Five years ago, Milwaukee Public Schools (MPS) launched an initiative called “Connected Education” in an effort to boost the number of students able to partake of Advanced Placement (AP) courses. More students meant more courses could be offered, but fiscal and personnel constraints prohibited them being offered in the traditional manner. Through a donation, the district received “telepresence systems” and began an experiment in remote learning, the results of which resonate beyond MPS boundaries.
While “telepresence” sounds like a tagline from Popular Mechanics in the 1980s, the system is actually quite advanced. An instructor teaches one group of students in person, as well as a second (and possibly a third) set of students who are connected via video. Enhanced site-to-site cameras and sound equipment, along with interactive widescreen monitors, allow the remote students to interact in real time with the instructor and their fellow pupils, seeking to mimic the environment in which all would be physically together. Analysts Jennifer Darling-Aduana and Carolyn Heinrich of Vanderbilt University examined students enrolled in a telepresence course inside the host school—where the student received instruction in the same location as the teacher most days—versus students who participated remotely and typically received instruction in a different school from the instructor.
The study is quasi-experimental, using data from student and instructor surveys, as well as models that compare students with themselves in alternative years. They have data on nearly 600 students who participated in telepresence courses—of whom about 200 were remote. Compared to the general student population, participants were less like to qualify for free or reduced-priced lunch, to receive special education services, or to be English language learners. They were also more likely to be white and female. The analysis covers three years of data starting in 2015–2016. Seventeen different courses were ultimately offered via Connected Education, several of which were not AP courses.

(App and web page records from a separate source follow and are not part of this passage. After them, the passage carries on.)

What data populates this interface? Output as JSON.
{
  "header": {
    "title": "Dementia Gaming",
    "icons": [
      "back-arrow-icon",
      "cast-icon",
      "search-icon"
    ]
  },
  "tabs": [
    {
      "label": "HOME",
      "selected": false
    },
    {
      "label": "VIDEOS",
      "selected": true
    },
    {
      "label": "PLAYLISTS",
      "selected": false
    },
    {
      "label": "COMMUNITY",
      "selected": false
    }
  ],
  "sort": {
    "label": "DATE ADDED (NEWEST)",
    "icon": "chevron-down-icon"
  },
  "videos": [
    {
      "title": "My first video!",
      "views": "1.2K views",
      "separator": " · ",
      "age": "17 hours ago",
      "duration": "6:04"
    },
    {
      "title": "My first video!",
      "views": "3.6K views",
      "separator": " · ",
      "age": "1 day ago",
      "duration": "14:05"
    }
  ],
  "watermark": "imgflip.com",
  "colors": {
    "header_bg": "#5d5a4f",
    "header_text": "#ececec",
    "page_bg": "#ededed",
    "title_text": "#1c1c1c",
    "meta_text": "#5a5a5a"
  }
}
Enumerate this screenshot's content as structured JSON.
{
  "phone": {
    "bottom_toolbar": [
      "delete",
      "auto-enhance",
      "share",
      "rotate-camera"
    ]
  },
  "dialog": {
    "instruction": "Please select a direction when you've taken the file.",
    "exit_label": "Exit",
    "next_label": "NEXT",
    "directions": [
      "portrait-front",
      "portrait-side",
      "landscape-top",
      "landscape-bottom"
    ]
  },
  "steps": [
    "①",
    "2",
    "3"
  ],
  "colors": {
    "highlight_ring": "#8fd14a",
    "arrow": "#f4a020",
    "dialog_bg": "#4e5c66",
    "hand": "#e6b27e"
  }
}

The program took “connected” seriously. Not only was the technology interactive, but instructors used multiple icebreaker activities and held several in-person Saturday sessions to help build relationships between students. Additionally, the instructors would travel to the remote locations and teach in person several times per semester to have face-to-face interaction with the usually-remote students. Ironically, although we typically envision remote classes as huge lecture-style affairs, class sizes ranged from eight to thirty students, which is in line with district norms for AP courses and the recommendations of the College Board.
The key finding is that overall participation in telepresence courses in a given year translated into enrollment of 1.3 more AP courses per student compared to years in which students did not participate in telepresence. Remote participation in a telepresence course translated to 1.5 more AP courses. Since all MPS students had to take the ACT under Wisconsin law, they also use those scores as an outcome. After controlling for eighth-grade student and school covariates, they find that students enrolled in telepresence courses scored about two to three points higher on the ACT compared to students who never enrolled in them. Finally, the percentage of days absent from school was lower by approximately 2 percent among students who participated remotely. Survey data show that students enjoyed interacting with students from other schools and appreciated the out-of-school outings. Teacher surveys show that the technology didn’t always work, especially at the beginning, but improved over time.
The fiscal and personnel constraints that catalyzed this intervention in 2015 take on greater significance in the midst of today’s pandemic. Teachers, parents, and pundits decry the impersonal and disconnected nature of online learning. But MPS’s telepresence effort shows that we can do better. Synchronous teaching with small classes, strong interactive components, and traditional relationship-building features are all possible in remote learning. That’s not the in-person variety that teachers justifiably miss. But it will surely have to suffice for many American students and teachers in the meantime, so let’s make the best of it.
SOURCE: Jennifer Darling-Aduana and Carolyn Heinrich, “The Potential of Telepresence for Increasing Advanced Course Access in High Schools,” Educational Researcher (June 2020).